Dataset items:
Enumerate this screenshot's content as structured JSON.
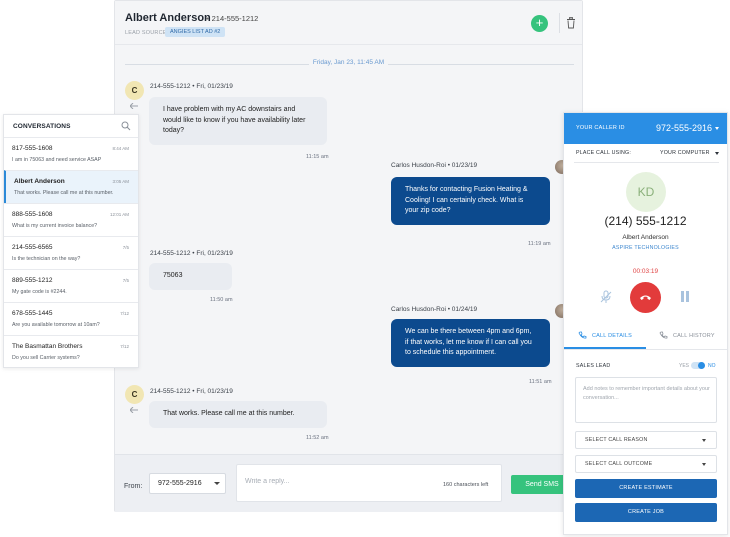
{
  "chat": {
    "contact_name": "Albert Anderson",
    "contact_phone": "214-555-1212",
    "lead_source_label": "LEAD SOURCE",
    "lead_source_value": "ANGIES LIST AD #2",
    "add_label": "+",
    "date_divider": "Friday, Jan 23, 11:45 AM",
    "messages": [
      {
        "avatar": "C",
        "meta": "214-555-1212 • Fri, 01/23/19",
        "text": "I have problem with my AC downstairs and would like to know if you have availability later today?",
        "time": "11:15 am"
      },
      {
        "meta": "Carlos Husdon-Roi • 01/23/19",
        "text": "Thanks for contacting Fusion Heating & Cooling! I can certainly check. What is your zip code?",
        "time": "11:19 am"
      },
      {
        "meta": "214-555-1212 • Fri, 01/23/19",
        "text": "75063",
        "time": "11:50 am"
      },
      {
        "meta": "Carlos Husdon-Roi • 01/24/19",
        "text": "We can be there between 4pm and 6pm, if that works, let me know if I can call you to schedule this appointment.",
        "time": "11:51 am"
      },
      {
        "avatar": "C",
        "meta": "214-555-1212 • Fri, 01/23/19",
        "text": "That works. Please call me at this number.",
        "time": "11:52 am"
      }
    ],
    "footer": {
      "from_label": "From:",
      "from_value": "972-555-2916",
      "reply_placeholder": "Write a reply...",
      "char_count": "160 characters left",
      "send_label": "Send SMS"
    }
  },
  "conversations": {
    "title": "CONVERSATIONS",
    "items": [
      {
        "name": "817-555-1608",
        "preview": "I am in 75063 and need service ASAP",
        "time": "8:44 AM"
      },
      {
        "name": "Albert Anderson",
        "preview": "That works. Please call me at this number.",
        "time": "3:05 AM"
      },
      {
        "name": "888-555-1608",
        "preview": "What is my current invoice balance?",
        "time": "12:01 AM"
      },
      {
        "name": "214-555-6565",
        "preview": "Is the technician on the way?",
        "time": "7/5"
      },
      {
        "name": "889-555-1212",
        "preview": "My gate code is #2244.",
        "time": "7/5"
      },
      {
        "name": "678-555-1445",
        "preview": "Are you available tomorrow at 10am?",
        "time": "7/12"
      },
      {
        "name": "The Basmattan Brothers",
        "preview": "Do you sell Carrier systems?",
        "time": "7/12"
      }
    ]
  },
  "caller": {
    "caller_id_label": "YOUR CALLER ID",
    "caller_id_value": "972-555-2916",
    "place_call_label": "PLACE CALL USING:",
    "place_call_value": "YOUR COMPUTER",
    "initials": "KD",
    "phone": "(214) 555-1212",
    "name": "Albert Anderson",
    "company": "ASPIRE TECHNOLOGIES",
    "timer": "00:03:19",
    "tab_details": "CALL DETAILS",
    "tab_history": "CALL HISTORY",
    "sales_lead_label": "SALES LEAD",
    "yes_label": "YES",
    "no_label": "NO",
    "sales_lead_value": "NO",
    "notes_placeholder": "Add notes to remember important details about your conversation...",
    "call_reason": "SELECT CALL REASON",
    "call_outcome": "SELECT CALL OUTCOME",
    "create_estimate": "CREATE ESTIMATE",
    "create_job": "CREATE JOB"
  },
  "colors": {
    "accent_blue": "#2a8ee4",
    "outgoing_bubble": "#0c4a8e",
    "green": "#36c37d",
    "hangup_red": "#e23b3b"
  }
}
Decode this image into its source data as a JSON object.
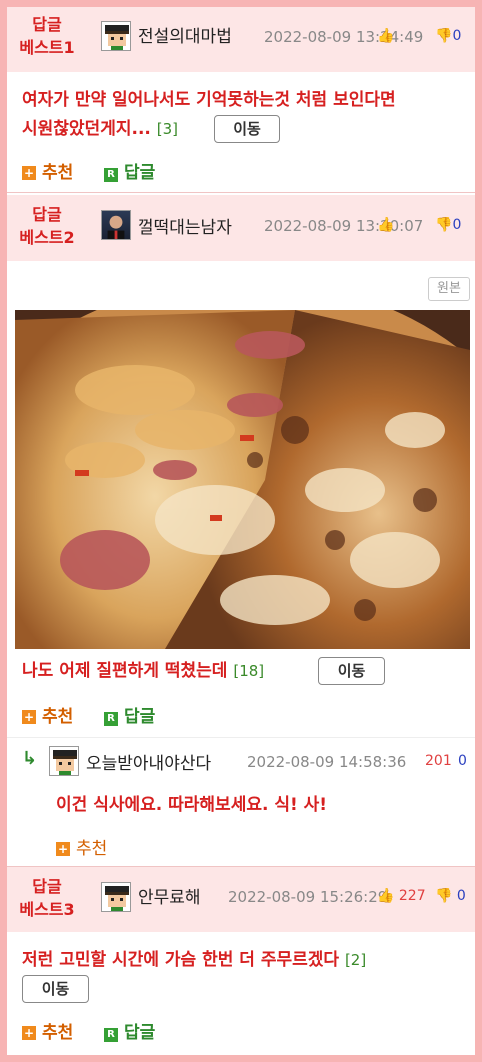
{
  "colors": {
    "border": "#f7b4b4",
    "header_bg": "#fde6e6",
    "accent_red": "#d62020",
    "recommend": "#d35f00",
    "reply": "#2e8a2e",
    "down": "#2a3fbf"
  },
  "actions": {
    "recommend_label": "추천",
    "reply_label": "답글",
    "move_label": "이동",
    "original_label": "원본"
  },
  "posts": [
    {
      "best_label": "답글\n베스트1",
      "best_top": "답글",
      "best_bottom": "베스트1",
      "nickname": "전설의대마법",
      "date": "2022-08-09 13:24:49",
      "up_count": "",
      "down_count": "0",
      "text_line1": "여자가 만약 일어나서도 기억못하는것 처럼 보인다면",
      "text_line2": "시원찮았던게지...",
      "reply_count": "[3]",
      "avatar_icon": "pixel-character-icon"
    },
    {
      "best_top": "답글",
      "best_bottom": "베스트2",
      "nickname": "껄떡대는남자",
      "date": "2022-08-09 13:20:07",
      "up_count": "",
      "down_count": "0",
      "text": "나도 어제 질편하게 떡쳤는데",
      "reply_count": "[18]",
      "avatar_icon": "photo-avatar-icon",
      "image_alt": "pizza-photo",
      "reply": {
        "nickname": "오늘받아내야산다",
        "date": "2022-08-09 14:58:36",
        "up_count": "201",
        "down_count": "0",
        "text": "이건 식사에요. 따라해보세요. 식! 사!"
      }
    },
    {
      "best_top": "답글",
      "best_bottom": "베스트3",
      "nickname": "안무료해",
      "date": "2022-08-09 15:26:29",
      "up_count": "227",
      "down_count": "0",
      "text": "저런 고민할 시간에 가슴 한번 더 주무르겠다",
      "reply_count": "[2]",
      "avatar_icon": "pixel-character-icon"
    }
  ]
}
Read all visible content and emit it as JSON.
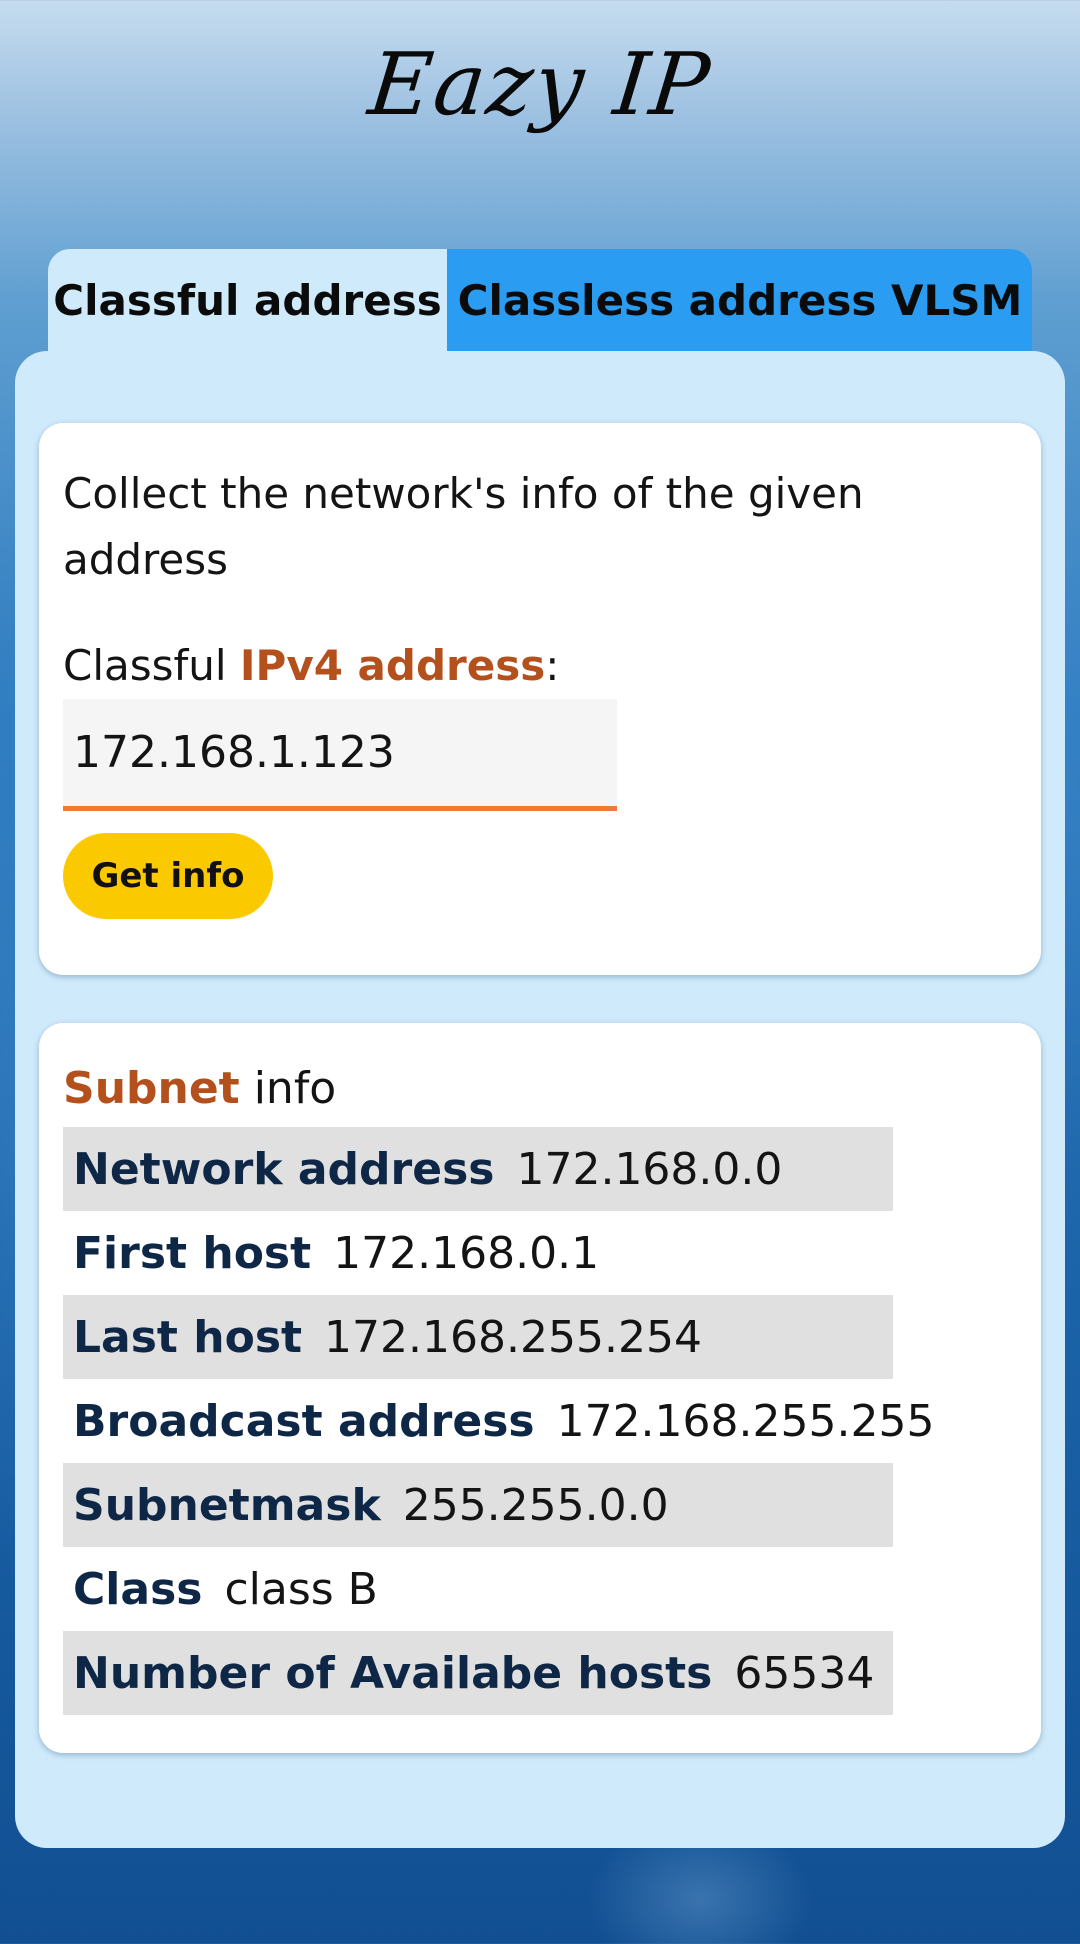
{
  "app": {
    "title": "Eazy IP"
  },
  "tabs": [
    {
      "label": "Classful address",
      "active": true
    },
    {
      "label": "Classless address",
      "active": false
    },
    {
      "label": "VLSM",
      "active": false
    }
  ],
  "form": {
    "intro": "Collect the network's info of the given address",
    "label_prefix": "Classful ",
    "label_highlight": "IPv4 address",
    "label_suffix": ":",
    "ip_value": "172.168.1.123",
    "button_label": "Get info"
  },
  "subnet": {
    "title_highlight": "Subnet",
    "title_rest": " info",
    "rows": [
      {
        "key": "Network address",
        "value": "172.168.0.0"
      },
      {
        "key": "First host",
        "value": "172.168.0.1"
      },
      {
        "key": "Last host",
        "value": "172.168.255.254"
      },
      {
        "key": "Broadcast address",
        "value": "172.168.255.255"
      },
      {
        "key": "Subnetmask",
        "value": "255.255.0.0"
      },
      {
        "key": "Class",
        "value": "class B"
      },
      {
        "key": "Number of Availabe hosts",
        "value": "65534"
      }
    ]
  },
  "colors": {
    "accent_orange": "#b3501c",
    "input_underline": "#ef7a38",
    "button_yellow": "#fbc900",
    "tab_blue": "#2a9cf2",
    "panel_light_blue": "#cfeafb"
  }
}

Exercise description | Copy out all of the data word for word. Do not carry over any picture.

Your solution |
Enumerate this screenshot's content as structured JSON.
{
  "chat": {
    "contact_name": "Albert Anderson",
    "contact_phone": "214-555-1212",
    "lead_source_label": "LEAD SOURCE",
    "lead_source_value": "ANGIES LIST AD #2",
    "add_label": "+",
    "date_divider": "Friday, Jan 23, 11:45 AM",
    "messages": [
      {
        "avatar": "C",
        "meta": "214-555-1212 • Fri, 01/23/19",
        "text": "I have problem with my AC downstairs and would like to know if you have availability later today?",
        "time": "11:15 am"
      },
      {
        "meta": "Carlos Husdon-Roi • 01/23/19",
        "text": "Thanks for contacting Fusion Heating & Cooling! I can certainly check. What is your zip code?",
        "time": "11:19 am"
      },
      {
        "meta": "214-555-1212 • Fri, 01/23/19",
        "text": "75063",
        "time": "11:50 am"
      },
      {
        "meta": "Carlos Husdon-Roi • 01/24/19",
        "text": "We can be there between 4pm and 6pm, if that works, let me know if I can call you to schedule this appointment.",
        "time": "11:51 am"
      },
      {
        "avatar": "C",
        "meta": "214-555-1212 • Fri, 01/23/19",
        "text": "That works. Please call me at this number.",
        "time": "11:52 am"
      }
    ],
    "footer": {
      "from_label": "From:",
      "from_value": "972-555-2916",
      "reply_placeholder": "Write a reply...",
      "char_count": "160 characters left",
      "send_label": "Send SMS"
    }
  },
  "conversations": {
    "title": "CONVERSATIONS",
    "items": [
      {
        "name": "817-555-1608",
        "preview": "I am in 75063 and need service ASAP",
        "time": "8:44 AM"
      },
      {
        "name": "Albert Anderson",
        "preview": "That works. Please call me at this number.",
        "time": "3:05 AM"
      },
      {
        "name": "888-555-1608",
        "preview": "What is my current invoice balance?",
        "time": "12:01 AM"
      },
      {
        "name": "214-555-6565",
        "preview": "Is the technician on the way?",
        "time": "7/5"
      },
      {
        "name": "889-555-1212",
        "preview": "My gate code is #2244.",
        "time": "7/5"
      },
      {
        "name": "678-555-1445",
        "preview": "Are you available tomorrow at 10am?",
        "time": "7/12"
      },
      {
        "name": "The Basmattan Brothers",
        "preview": "Do you sell Carrier systems?",
        "time": "7/12"
      }
    ]
  },
  "caller": {
    "caller_id_label": "YOUR CALLER ID",
    "caller_id_value": "972-555-2916",
    "place_call_label": "PLACE CALL USING:",
    "place_call_value": "YOUR COMPUTER",
    "initials": "KD",
    "phone": "(214) 555-1212",
    "name": "Albert Anderson",
    "company": "ASPIRE TECHNOLOGIES",
    "timer": "00:03:19",
    "tab_details": "CALL DETAILS",
    "tab_history": "CALL HISTORY",
    "sales_lead_label": "SALES LEAD",
    "yes_label": "YES",
    "no_label": "NO",
    "sales_lead_value": "NO",
    "notes_placeholder": "Add notes to remember important details about your conversation...",
    "call_reason": "SELECT CALL REASON",
    "call_outcome": "SELECT CALL OUTCOME",
    "create_estimate": "CREATE ESTIMATE",
    "create_job": "CREATE JOB"
  },
  "colors": {
    "accent_blue": "#2a8ee4",
    "outgoing_bubble": "#0c4a8e",
    "green": "#36c37d",
    "hangup_red": "#e23b3b"
  }
}
Decode this image into its source data as a JSON object.
{
  "colors": {
    "border": "#f7b4b4",
    "header_bg": "#fde6e6",
    "accent_red": "#d62020",
    "recommend": "#d35f00",
    "reply": "#2e8a2e",
    "down": "#2a3fbf"
  },
  "actions": {
    "recommend_label": "추천",
    "reply_label": "답글",
    "move_label": "이동",
    "original_label": "원본"
  },
  "posts": [
    {
      "best_label": "답글\n베스트1",
      "best_top": "답글",
      "best_bottom": "베스트1",
      "nickname": "전설의대마법",
      "date": "2022-08-09 13:24:49",
      "up_count": "",
      "down_count": "0",
      "text_line1": "여자가 만약 일어나서도 기억못하는것 처럼 보인다면",
      "text_line2": "시원찮았던게지...",
      "reply_count": "[3]",
      "avatar_icon": "pixel-character-icon"
    },
    {
      "best_top": "답글",
      "best_bottom": "베스트2",
      "nickname": "껄떡대는남자",
      "date": "2022-08-09 13:20:07",
      "up_count": "",
      "down_count": "0",
      "text": "나도 어제 질편하게 떡쳤는데",
      "reply_count": "[18]",
      "avatar_icon": "photo-avatar-icon",
      "image_alt": "pizza-photo",
      "reply": {
        "nickname": "오늘받아내야산다",
        "date": "2022-08-09 14:58:36",
        "up_count": "201",
        "down_count": "0",
        "text": "이건 식사에요. 따라해보세요. 식! 사!"
      }
    },
    {
      "best_top": "답글",
      "best_bottom": "베스트3",
      "nickname": "안무료해",
      "date": "2022-08-09 15:26:29",
      "up_count": "227",
      "down_count": "0",
      "text": "저런 고민할 시간에 가슴 한번 더 주무르겠다",
      "reply_count": "[2]",
      "avatar_icon": "pixel-character-icon"
    }
  ]
}
Read all visible content and emit it as JSON.
{
  "app": {
    "title": "Eazy IP"
  },
  "tabs": [
    {
      "label": "Classful address",
      "active": true
    },
    {
      "label": "Classless address",
      "active": false
    },
    {
      "label": "VLSM",
      "active": false
    }
  ],
  "form": {
    "intro": "Collect the network's info of the given address",
    "label_prefix": "Classful ",
    "label_highlight": "IPv4 address",
    "label_suffix": ":",
    "ip_value": "172.168.1.123",
    "button_label": "Get info"
  },
  "subnet": {
    "title_highlight": "Subnet",
    "title_rest": " info",
    "rows": [
      {
        "key": "Network address",
        "value": "172.168.0.0"
      },
      {
        "key": "First host",
        "value": "172.168.0.1"
      },
      {
        "key": "Last host",
        "value": "172.168.255.254"
      },
      {
        "key": "Broadcast address",
        "value": "172.168.255.255"
      },
      {
        "key": "Subnetmask",
        "value": "255.255.0.0"
      },
      {
        "key": "Class",
        "value": "class B"
      },
      {
        "key": "Number of Availabe hosts",
        "value": "65534"
      }
    ]
  },
  "colors": {
    "accent_orange": "#b3501c",
    "input_underline": "#ef7a38",
    "button_yellow": "#fbc900",
    "tab_blue": "#2a9cf2",
    "panel_light_blue": "#cfeafb"
  }
}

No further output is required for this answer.